» Instructions for the task:
A word-for-word reproduction of the data below is needed, with no pictures in it.

» Data supplied:
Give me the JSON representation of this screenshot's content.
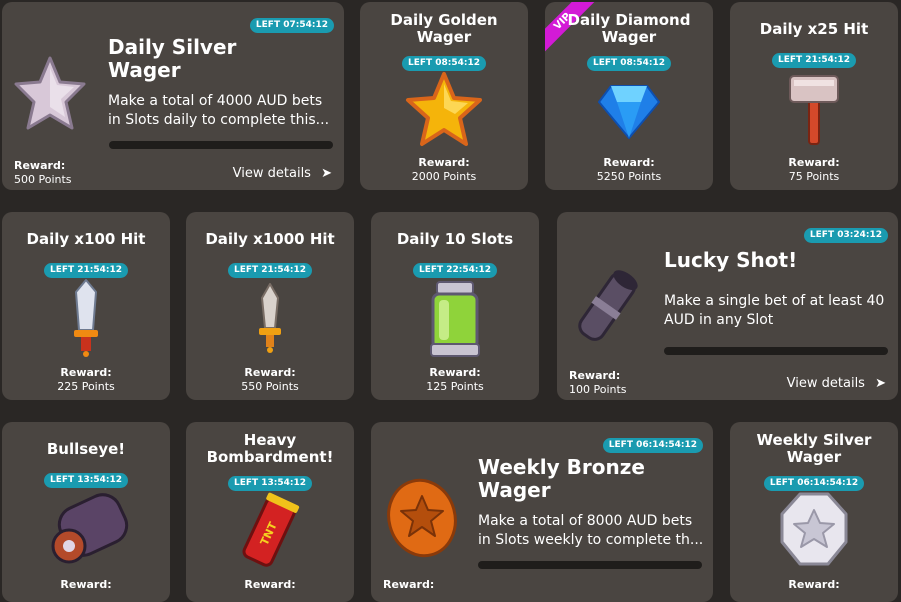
{
  "cards": [
    {
      "title": "Daily Silver\nWager",
      "timer": "LEFT 07:54:12",
      "desc": "Make a total of 4000 AUD bets in Slots daily to complete this...",
      "reward_label": "Reward:",
      "reward_value": "500 Points",
      "view": "View details",
      "arrow": "➤",
      "icon": "silver-star-icon"
    },
    {
      "title": "Daily Golden\nWager",
      "timer": "LEFT 08:54:12",
      "reward_label": "Reward:",
      "reward_value": "2000 Points",
      "icon": "golden-star-icon"
    },
    {
      "title": "Daily Diamond\nWager",
      "timer": "LEFT 08:54:12",
      "vip": "VIP",
      "reward_label": "Reward:",
      "reward_value": "5250 Points",
      "icon": "diamond-icon"
    },
    {
      "title": "Daily x25 Hit",
      "timer": "LEFT 21:54:12",
      "reward_label": "Reward:",
      "reward_value": "75 Points",
      "icon": "hammer-icon"
    },
    {
      "title": "Daily x100 Hit",
      "timer": "LEFT 21:54:12",
      "reward_label": "Reward:",
      "reward_value": "225 Points",
      "icon": "dagger-icon"
    },
    {
      "title": "Daily x1000 Hit",
      "timer": "LEFT 21:54:12",
      "reward_label": "Reward:",
      "reward_value": "550 Points",
      "icon": "dagger-icon"
    },
    {
      "title": "Daily 10 Slots",
      "timer": "LEFT 22:54:12",
      "reward_label": "Reward:",
      "reward_value": "125 Points",
      "icon": "potion-jar-icon"
    },
    {
      "title": "Lucky Shot!",
      "timer": "LEFT 03:24:12",
      "desc": "Make a single bet of at least 40 AUD in any Slot",
      "reward_label": "Reward:",
      "reward_value": "100 Points",
      "view": "View details",
      "arrow": "➤",
      "icon": "cannon-icon"
    },
    {
      "title": "Bullseye!",
      "timer": "LEFT 13:54:12",
      "reward_label": "Reward:",
      "icon": "cannon-icon"
    },
    {
      "title": "Heavy\nBombardment!",
      "timer": "LEFT 13:54:12",
      "reward_label": "Reward:",
      "icon": "tnt-dynamite-icon",
      "tnt": "TNT"
    },
    {
      "title": "Weekly Bronze\nWager",
      "timer": "LEFT 06:14:54:12",
      "desc": "Make a total of 8000 AUD bets in Slots weekly to complete th...",
      "reward_label": "Reward:",
      "icon": "bronze-star-coin-icon"
    },
    {
      "title": "Weekly Silver\nWager",
      "timer": "LEFT 06:14:54:12",
      "reward_label": "Reward:",
      "icon": "silver-star-coin-icon"
    }
  ]
}
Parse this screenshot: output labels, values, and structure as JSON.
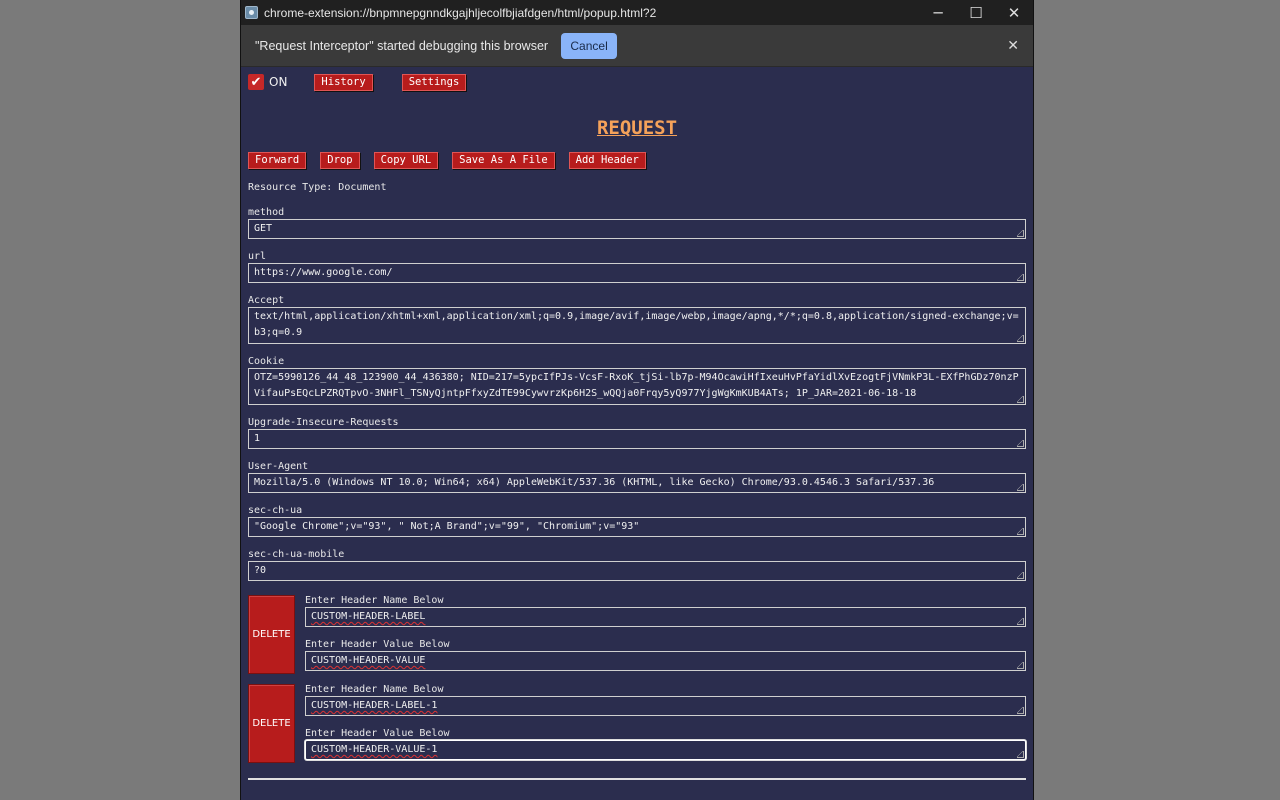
{
  "window": {
    "title": "chrome-extension://bnpmnepgnndkgajhljecolfbjiafdgen/html/popup.html?2",
    "minimize": "─",
    "maximize": "☐",
    "close": "✕"
  },
  "infobar": {
    "message": "\"Request Interceptor\" started debugging this browser",
    "cancel_label": "Cancel",
    "close": "✕"
  },
  "toolbar": {
    "check": "✔",
    "on_label": "ON",
    "history_label": "History",
    "settings_label": "Settings"
  },
  "heading": "REQUEST",
  "actions": {
    "forward": "Forward",
    "drop": "Drop",
    "copy_url": "Copy URL",
    "save_file": "Save As A File",
    "add_header": "Add Header"
  },
  "resource_type": "Resource Type: Document",
  "fields": {
    "method": {
      "label": "method",
      "value": "GET"
    },
    "url": {
      "label": "url",
      "value": "https://www.google.com/"
    },
    "accept": {
      "label": "Accept",
      "value": "text/html,application/xhtml+xml,application/xml;q=0.9,image/avif,image/webp,image/apng,*/*;q=0.8,application/signed-exchange;v=b3;q=0.9"
    },
    "cookie": {
      "label": "Cookie",
      "value": "OTZ=5990126_44_48_123900_44_436380; NID=217=5ypcIfPJs-VcsF-RxoK_tjSi-lb7p-M94OcawiHfIxeuHvPfaYidlXvEzogtFjVNmkP3L-EXfPhGDz70nzPVifauPsEQcLPZRQTpvO-3NHFl_TSNyQjntpFfxyZdTE99CywvrzKp6H2S_wQQja0Frqy5yQ977YjgWgKmKUB4ATs; 1P_JAR=2021-06-18-18"
    },
    "upgrade": {
      "label": "Upgrade-Insecure-Requests",
      "value": "1"
    },
    "user_agent": {
      "label": "User-Agent",
      "value": "Mozilla/5.0 (Windows NT 10.0; Win64; x64) AppleWebKit/537.36 (KHTML, like Gecko) Chrome/93.0.4546.3 Safari/537.36"
    },
    "sec_ch_ua": {
      "label": "sec-ch-ua",
      "value": "\"Google Chrome\";v=\"93\", \" Not;A Brand\";v=\"99\", \"Chromium\";v=\"93\""
    },
    "sec_ch_ua_mobile": {
      "label": "sec-ch-ua-mobile",
      "value": "?0"
    }
  },
  "custom_headers": [
    {
      "delete": "DELETE",
      "name_label": "Enter Header Name Below",
      "name": "CUSTOM-HEADER-LABEL",
      "value_label": "Enter Header Value Below",
      "value": "CUSTOM-HEADER-VALUE"
    },
    {
      "delete": "DELETE",
      "name_label": "Enter Header Name Below",
      "name": "CUSTOM-HEADER-LABEL-1",
      "value_label": "Enter Header Value Below",
      "value": "CUSTOM-HEADER-VALUE-1"
    }
  ]
}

» Your solution:
Give me the JSON representation of this screenshot's content.
{
  "cards": [
    {
      "title": "Daily Silver\nWager",
      "timer": "LEFT 07:54:12",
      "desc": "Make a total of 4000 AUD bets in Slots daily to complete this...",
      "reward_label": "Reward:",
      "reward_value": "500 Points",
      "view": "View details",
      "arrow": "➤",
      "icon": "silver-star-icon"
    },
    {
      "title": "Daily Golden\nWager",
      "timer": "LEFT 08:54:12",
      "reward_label": "Reward:",
      "reward_value": "2000 Points",
      "icon": "golden-star-icon"
    },
    {
      "title": "Daily Diamond\nWager",
      "timer": "LEFT 08:54:12",
      "vip": "VIP",
      "reward_label": "Reward:",
      "reward_value": "5250 Points",
      "icon": "diamond-icon"
    },
    {
      "title": "Daily x25 Hit",
      "timer": "LEFT 21:54:12",
      "reward_label": "Reward:",
      "reward_value": "75 Points",
      "icon": "hammer-icon"
    },
    {
      "title": "Daily x100 Hit",
      "timer": "LEFT 21:54:12",
      "reward_label": "Reward:",
      "reward_value": "225 Points",
      "icon": "dagger-icon"
    },
    {
      "title": "Daily x1000 Hit",
      "timer": "LEFT 21:54:12",
      "reward_label": "Reward:",
      "reward_value": "550 Points",
      "icon": "dagger-icon"
    },
    {
      "title": "Daily 10 Slots",
      "timer": "LEFT 22:54:12",
      "reward_label": "Reward:",
      "reward_value": "125 Points",
      "icon": "potion-jar-icon"
    },
    {
      "title": "Lucky Shot!",
      "timer": "LEFT 03:24:12",
      "desc": "Make a single bet of at least 40 AUD in any Slot",
      "reward_label": "Reward:",
      "reward_value": "100 Points",
      "view": "View details",
      "arrow": "➤",
      "icon": "cannon-icon"
    },
    {
      "title": "Bullseye!",
      "timer": "LEFT 13:54:12",
      "reward_label": "Reward:",
      "icon": "cannon-icon"
    },
    {
      "title": "Heavy\nBombardment!",
      "timer": "LEFT 13:54:12",
      "reward_label": "Reward:",
      "icon": "tnt-dynamite-icon",
      "tnt": "TNT"
    },
    {
      "title": "Weekly Bronze\nWager",
      "timer": "LEFT 06:14:54:12",
      "desc": "Make a total of 8000 AUD bets in Slots weekly to complete th...",
      "reward_label": "Reward:",
      "icon": "bronze-star-coin-icon"
    },
    {
      "title": "Weekly Silver\nWager",
      "timer": "LEFT 06:14:54:12",
      "reward_label": "Reward:",
      "icon": "silver-star-coin-icon"
    }
  ]
}
Parse this screenshot: output labels, values, and structure as JSON.
{
  "window": {
    "title": "chrome-extension://bnpmnepgnndkgajhljecolfbjiafdgen/html/popup.html?2",
    "minimize": "─",
    "maximize": "☐",
    "close": "✕"
  },
  "infobar": {
    "message": "\"Request Interceptor\" started debugging this browser",
    "cancel_label": "Cancel",
    "close": "✕"
  },
  "toolbar": {
    "check": "✔",
    "on_label": "ON",
    "history_label": "History",
    "settings_label": "Settings"
  },
  "heading": "REQUEST",
  "actions": {
    "forward": "Forward",
    "drop": "Drop",
    "copy_url": "Copy URL",
    "save_file": "Save As A File",
    "add_header": "Add Header"
  },
  "resource_type": "Resource Type: Document",
  "fields": {
    "method": {
      "label": "method",
      "value": "GET"
    },
    "url": {
      "label": "url",
      "value": "https://www.google.com/"
    },
    "accept": {
      "label": "Accept",
      "value": "text/html,application/xhtml+xml,application/xml;q=0.9,image/avif,image/webp,image/apng,*/*;q=0.8,application/signed-exchange;v=b3;q=0.9"
    },
    "cookie": {
      "label": "Cookie",
      "value": "OTZ=5990126_44_48_123900_44_436380; NID=217=5ypcIfPJs-VcsF-RxoK_tjSi-lb7p-M94OcawiHfIxeuHvPfaYidlXvEzogtFjVNmkP3L-EXfPhGDz70nzPVifauPsEQcLPZRQTpvO-3NHFl_TSNyQjntpFfxyZdTE99CywvrzKp6H2S_wQQja0Frqy5yQ977YjgWgKmKUB4ATs; 1P_JAR=2021-06-18-18"
    },
    "upgrade": {
      "label": "Upgrade-Insecure-Requests",
      "value": "1"
    },
    "user_agent": {
      "label": "User-Agent",
      "value": "Mozilla/5.0 (Windows NT 10.0; Win64; x64) AppleWebKit/537.36 (KHTML, like Gecko) Chrome/93.0.4546.3 Safari/537.36"
    },
    "sec_ch_ua": {
      "label": "sec-ch-ua",
      "value": "\"Google Chrome\";v=\"93\", \" Not;A Brand\";v=\"99\", \"Chromium\";v=\"93\""
    },
    "sec_ch_ua_mobile": {
      "label": "sec-ch-ua-mobile",
      "value": "?0"
    }
  },
  "custom_headers": [
    {
      "delete": "DELETE",
      "name_label": "Enter Header Name Below",
      "name": "CUSTOM-HEADER-LABEL",
      "value_label": "Enter Header Value Below",
      "value": "CUSTOM-HEADER-VALUE"
    },
    {
      "delete": "DELETE",
      "name_label": "Enter Header Name Below",
      "name": "CUSTOM-HEADER-LABEL-1",
      "value_label": "Enter Header Value Below",
      "value": "CUSTOM-HEADER-VALUE-1"
    }
  ]
}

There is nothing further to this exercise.